[Page and application data records]
===

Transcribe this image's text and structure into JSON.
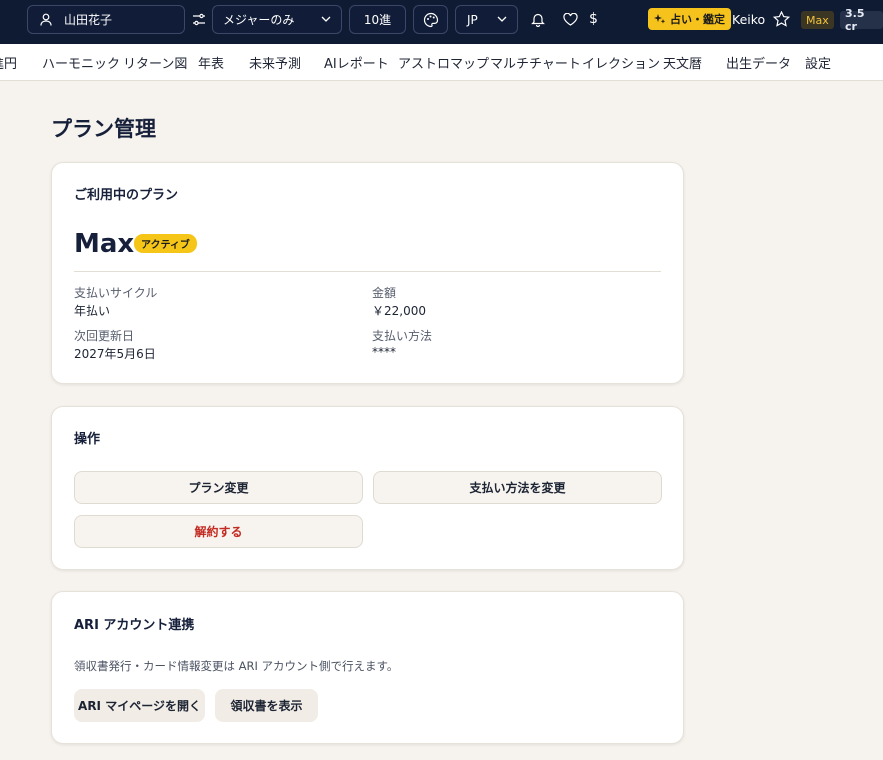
{
  "header": {
    "user_name": "山田花子",
    "chart_mode": "メジャーのみ",
    "number_system": "10進",
    "language": "JP",
    "fortune_button": "占い・鑑定",
    "account_name": "Keiko",
    "plan_badge": "Max",
    "credits": "3.5 cr"
  },
  "nav": {
    "items": [
      "進円",
      "ハーモニック",
      "リターン図",
      "年表",
      "未来予測",
      "AIレポート",
      "アストロマップ",
      "マルチチャート",
      "イレクション",
      "天文暦",
      "出生データ",
      "設定"
    ]
  },
  "page": {
    "title": "プラン管理"
  },
  "current_plan": {
    "title": "ご利用中のプラン",
    "plan_name": "Max",
    "status": "アクティブ",
    "billing_cycle_label": "支払いサイクル",
    "billing_cycle_value": "年払い",
    "amount_label": "金額",
    "amount_value": "￥22,000",
    "next_renewal_label": "次回更新日",
    "next_renewal_value": "2027年5月6日",
    "payment_method_label": "支払い方法",
    "payment_method_value": "****"
  },
  "operations": {
    "title": "操作",
    "change_plan": "プラン変更",
    "change_payment": "支払い方法を変更",
    "cancel": "解約する"
  },
  "ari": {
    "title": "ARI アカウント連携",
    "description": "領収書発行・カード情報変更は ARI アカウント側で行えます。",
    "open_mypage": "ARI マイページを開く",
    "show_receipt": "領収書を表示"
  }
}
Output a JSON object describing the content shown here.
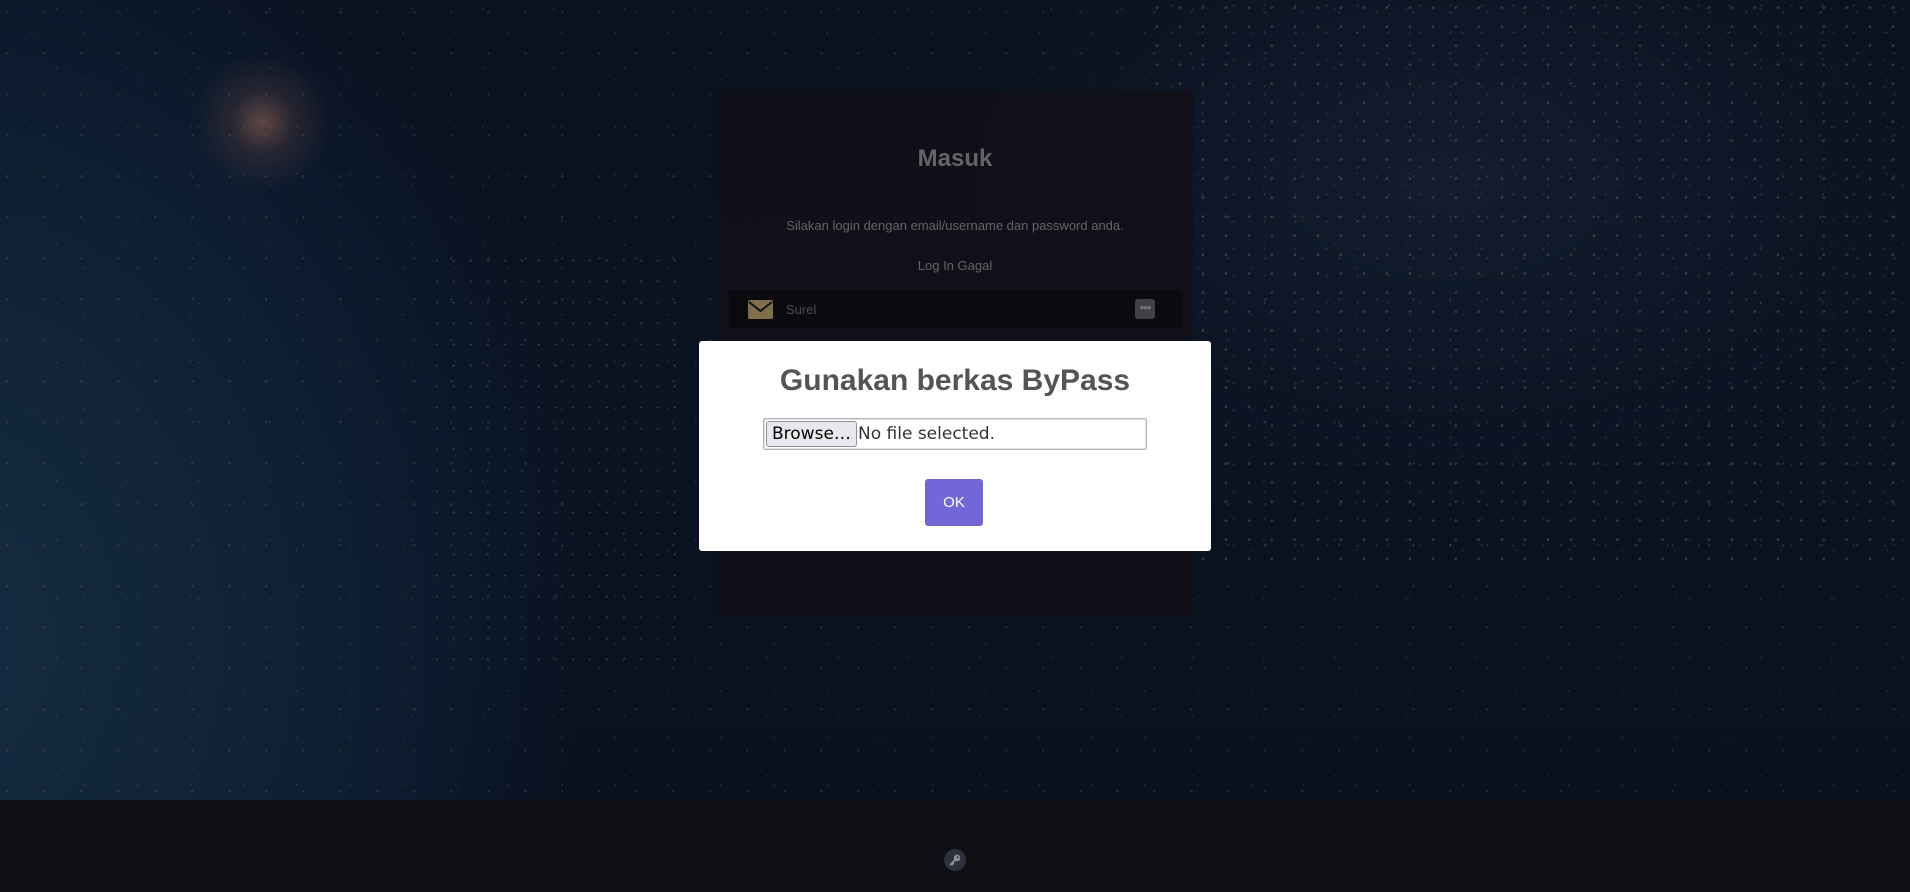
{
  "login": {
    "title": "Masuk",
    "subtitle": "Silakan login dengan email/username dan password anda.",
    "error": "Log In Gagal",
    "email_label": "Surel",
    "more_label": "•••"
  },
  "modal": {
    "title": "Gunakan berkas ByPass",
    "browse_label": "Browse…",
    "file_status": "No file selected.",
    "ok_label": "OK"
  },
  "colors": {
    "ok_button": "#7367d8",
    "mail_icon": "#b09a6a"
  },
  "icons": {
    "mail": "envelope-icon",
    "more": "more-icon",
    "footer": "key-icon"
  }
}
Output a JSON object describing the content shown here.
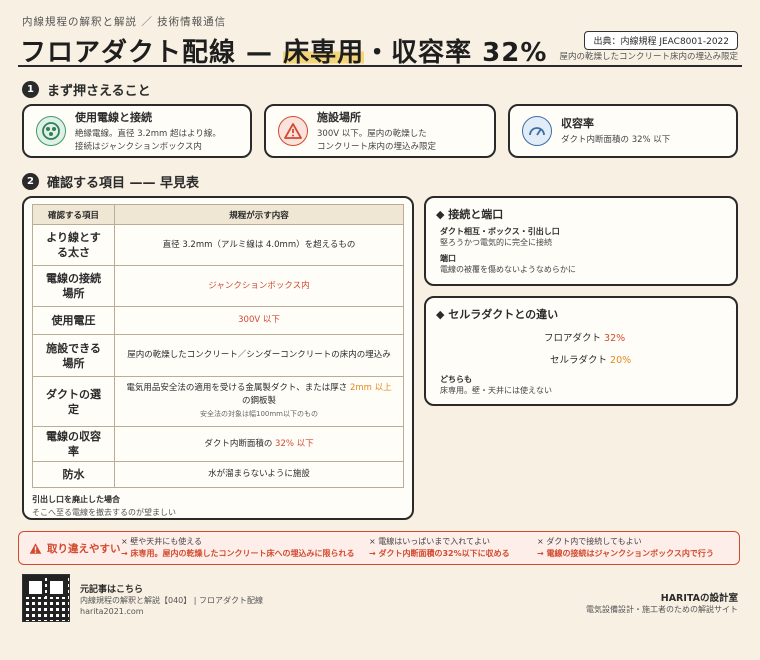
{
  "header": {
    "subtitle": "内線規程の解釈と解説 ／ 技術情報通信",
    "title_a": "フロアダクト配線 — ",
    "title_b": "床専用",
    "title_c": "・収容率 32%",
    "source": "出典：内線規程 JEAC8001-2022",
    "source_note": "屋内の乾燥したコンクリート床内の埋込み限定"
  },
  "section1": {
    "num": "1",
    "title": "まず押さえること"
  },
  "points": [
    {
      "title": "使用電線と接続",
      "line1": "絶縁電線。直径 3.2mm 超はより線。",
      "line2": "接続はジャンクションボックス内"
    },
    {
      "title": "施設場所",
      "line1": "300V 以下。屋内の乾燥した",
      "line2": "コンクリート床内の埋込み限定"
    },
    {
      "title": "収容率",
      "line1": "ダクト内断面積の 32% 以下",
      "line2": ""
    }
  ],
  "section2": {
    "num": "2",
    "title": "確認する項目 —— 早見表"
  },
  "table": {
    "headers": [
      "確認する項目",
      "規程が示す内容"
    ],
    "rows": [
      {
        "k": "より線とする太さ",
        "v": "直径 3.2mm（アルミ線は 4.0mm）を超えるもの",
        "note": ""
      },
      {
        "k": "電線の接続場所",
        "v": "ジャンクションボックス内",
        "note": ""
      },
      {
        "k": "使用電圧",
        "v": "300V 以下",
        "note": ""
      },
      {
        "k": "施設できる場所",
        "v": "屋内の乾燥したコンクリート／シンダーコンクリートの床内の埋込み",
        "note": ""
      },
      {
        "k": "ダクトの選定",
        "v_a": "電気用品安全法の適用を受ける金属製ダクト、または厚さ ",
        "v_b": "2mm 以上",
        "v_c": " の鋼板製",
        "note": "安全法の対象は幅100mm以下のもの"
      },
      {
        "k": "電線の収容率",
        "v_a": "ダクト内断面積の ",
        "v_b": "32% 以下",
        "note": ""
      },
      {
        "k": "防水",
        "v": "水が溜まらないように施設",
        "note": ""
      }
    ],
    "foot_title": "引出し口を廃止した場合",
    "foot_text": "そこへ至る電線を撤去するのが望ましい"
  },
  "side1": {
    "title": "接続と端口",
    "b1": "ダクト相互・ボックス・引出し口",
    "t1": "堅ろうかつ電気的に完全に接続",
    "b2": "端口",
    "t2": "電線の被覆を傷めないようなめらかに"
  },
  "side2": {
    "title": "セルラダクトとの違い",
    "r1_label": "フロアダクト",
    "r1_val": "32%",
    "r2_label": "セルラダクト",
    "r2_val": "20%",
    "b": "どちらも",
    "t": "床専用。壁・天井には使えない"
  },
  "warning": {
    "tag": "取り違えやすい",
    "items": [
      {
        "x": "× 壁や天井にも使える",
        "a": "→ 床専用。屋内の乾燥したコンクリート床への埋込みに限られる"
      },
      {
        "x": "× 電線はいっぱいまで入れてよい",
        "a": "→ ダクト内断面積の32%以下に収める"
      },
      {
        "x": "× ダクト内で接続してもよい",
        "a": "→ 電線の接続はジャンクションボックス内で行う"
      }
    ]
  },
  "footer": {
    "label": "元記事はこちら",
    "article": "内線規程の解釈と解説【040】 | フロアダクト配線",
    "url": "harita2021.com",
    "brand": "HARITAの設計室",
    "brand_sub": "電気設備設計・施工者のための解説サイト"
  },
  "colors": {
    "accent": "#d24a2e",
    "highlight": "#f5d57a",
    "ink": "#2a2a2a"
  }
}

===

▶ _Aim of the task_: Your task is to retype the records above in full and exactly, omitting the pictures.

▶ _Solution to the exercise_:
Transcribe this image's text and structure into JSON.
{
  "header": {
    "user_name": "山田花子",
    "chart_mode": "メジャーのみ",
    "number_system": "10進",
    "language": "JP",
    "fortune_button": "占い・鑑定",
    "account_name": "Keiko",
    "plan_badge": "Max",
    "credits": "3.5 cr"
  },
  "nav": {
    "items": [
      "進円",
      "ハーモニック",
      "リターン図",
      "年表",
      "未来予測",
      "AIレポート",
      "アストロマップ",
      "マルチチャート",
      "イレクション",
      "天文暦",
      "出生データ",
      "設定"
    ]
  },
  "page": {
    "title": "プラン管理"
  },
  "current_plan": {
    "title": "ご利用中のプラン",
    "plan_name": "Max",
    "status": "アクティブ",
    "billing_cycle_label": "支払いサイクル",
    "billing_cycle_value": "年払い",
    "amount_label": "金額",
    "amount_value": "￥22,000",
    "next_renewal_label": "次回更新日",
    "next_renewal_value": "2027年5月6日",
    "payment_method_label": "支払い方法",
    "payment_method_value": "****"
  },
  "operations": {
    "title": "操作",
    "change_plan": "プラン変更",
    "change_payment": "支払い方法を変更",
    "cancel": "解約する"
  },
  "ari": {
    "title": "ARI アカウント連携",
    "description": "領収書発行・カード情報変更は ARI アカウント側で行えます。",
    "open_mypage": "ARI マイページを開く",
    "show_receipt": "領収書を表示"
  }
}
Output a JSON object describing the content shown here.
{
  "login": {
    "title": "Masuk",
    "subtitle": "Silakan login dengan email/username dan password anda.",
    "error": "Log In Gagal",
    "email_label": "Surel",
    "more_label": "•••"
  },
  "modal": {
    "title": "Gunakan berkas ByPass",
    "browse_label": "Browse…",
    "file_status": "No file selected.",
    "ok_label": "OK"
  },
  "colors": {
    "ok_button": "#7367d8",
    "mail_icon": "#b09a6a"
  },
  "icons": {
    "mail": "envelope-icon",
    "more": "more-icon",
    "footer": "key-icon"
  }
}
Output a JSON object describing the content shown here.
{
  "header": {
    "subtitle": "内線規程の解釈と解説 ／ 技術情報通信",
    "title_a": "フロアダクト配線 — ",
    "title_b": "床専用",
    "title_c": "・収容率 32%",
    "source": "出典：内線規程 JEAC8001-2022",
    "source_note": "屋内の乾燥したコンクリート床内の埋込み限定"
  },
  "section1": {
    "num": "1",
    "title": "まず押さえること"
  },
  "points": [
    {
      "title": "使用電線と接続",
      "line1": "絶縁電線。直径 3.2mm 超はより線。",
      "line2": "接続はジャンクションボックス内"
    },
    {
      "title": "施設場所",
      "line1": "300V 以下。屋内の乾燥した",
      "line2": "コンクリート床内の埋込み限定"
    },
    {
      "title": "収容率",
      "line1": "ダクト内断面積の 32% 以下",
      "line2": ""
    }
  ],
  "section2": {
    "num": "2",
    "title": "確認する項目 —— 早見表"
  },
  "table": {
    "headers": [
      "確認する項目",
      "規程が示す内容"
    ],
    "rows": [
      {
        "k": "より線とする太さ",
        "v": "直径 3.2mm（アルミ線は 4.0mm）を超えるもの",
        "note": ""
      },
      {
        "k": "電線の接続場所",
        "v": "ジャンクションボックス内",
        "note": ""
      },
      {
        "k": "使用電圧",
        "v": "300V 以下",
        "note": ""
      },
      {
        "k": "施設できる場所",
        "v": "屋内の乾燥したコンクリート／シンダーコンクリートの床内の埋込み",
        "note": ""
      },
      {
        "k": "ダクトの選定",
        "v_a": "電気用品安全法の適用を受ける金属製ダクト、または厚さ ",
        "v_b": "2mm 以上",
        "v_c": " の鋼板製",
        "note": "安全法の対象は幅100mm以下のもの"
      },
      {
        "k": "電線の収容率",
        "v_a": "ダクト内断面積の ",
        "v_b": "32% 以下",
        "note": ""
      },
      {
        "k": "防水",
        "v": "水が溜まらないように施設",
        "note": ""
      }
    ],
    "foot_title": "引出し口を廃止した場合",
    "foot_text": "そこへ至る電線を撤去するのが望ましい"
  },
  "side1": {
    "title": "接続と端口",
    "b1": "ダクト相互・ボックス・引出し口",
    "t1": "堅ろうかつ電気的に完全に接続",
    "b2": "端口",
    "t2": "電線の被覆を傷めないようなめらかに"
  },
  "side2": {
    "title": "セルラダクトとの違い",
    "r1_label": "フロアダクト",
    "r1_val": "32%",
    "r2_label": "セルラダクト",
    "r2_val": "20%",
    "b": "どちらも",
    "t": "床専用。壁・天井には使えない"
  },
  "warning": {
    "tag": "取り違えやすい",
    "items": [
      {
        "x": "× 壁や天井にも使える",
        "a": "→ 床専用。屋内の乾燥したコンクリート床への埋込みに限られる"
      },
      {
        "x": "× 電線はいっぱいまで入れてよい",
        "a": "→ ダクト内断面積の32%以下に収める"
      },
      {
        "x": "× ダクト内で接続してもよい",
        "a": "→ 電線の接続はジャンクションボックス内で行う"
      }
    ]
  },
  "footer": {
    "label": "元記事はこちら",
    "article": "内線規程の解釈と解説【040】 | フロアダクト配線",
    "url": "harita2021.com",
    "brand": "HARITAの設計室",
    "brand_sub": "電気設備設計・施工者のための解説サイト"
  },
  "colors": {
    "accent": "#d24a2e",
    "highlight": "#f5d57a",
    "ink": "#2a2a2a"
  }
}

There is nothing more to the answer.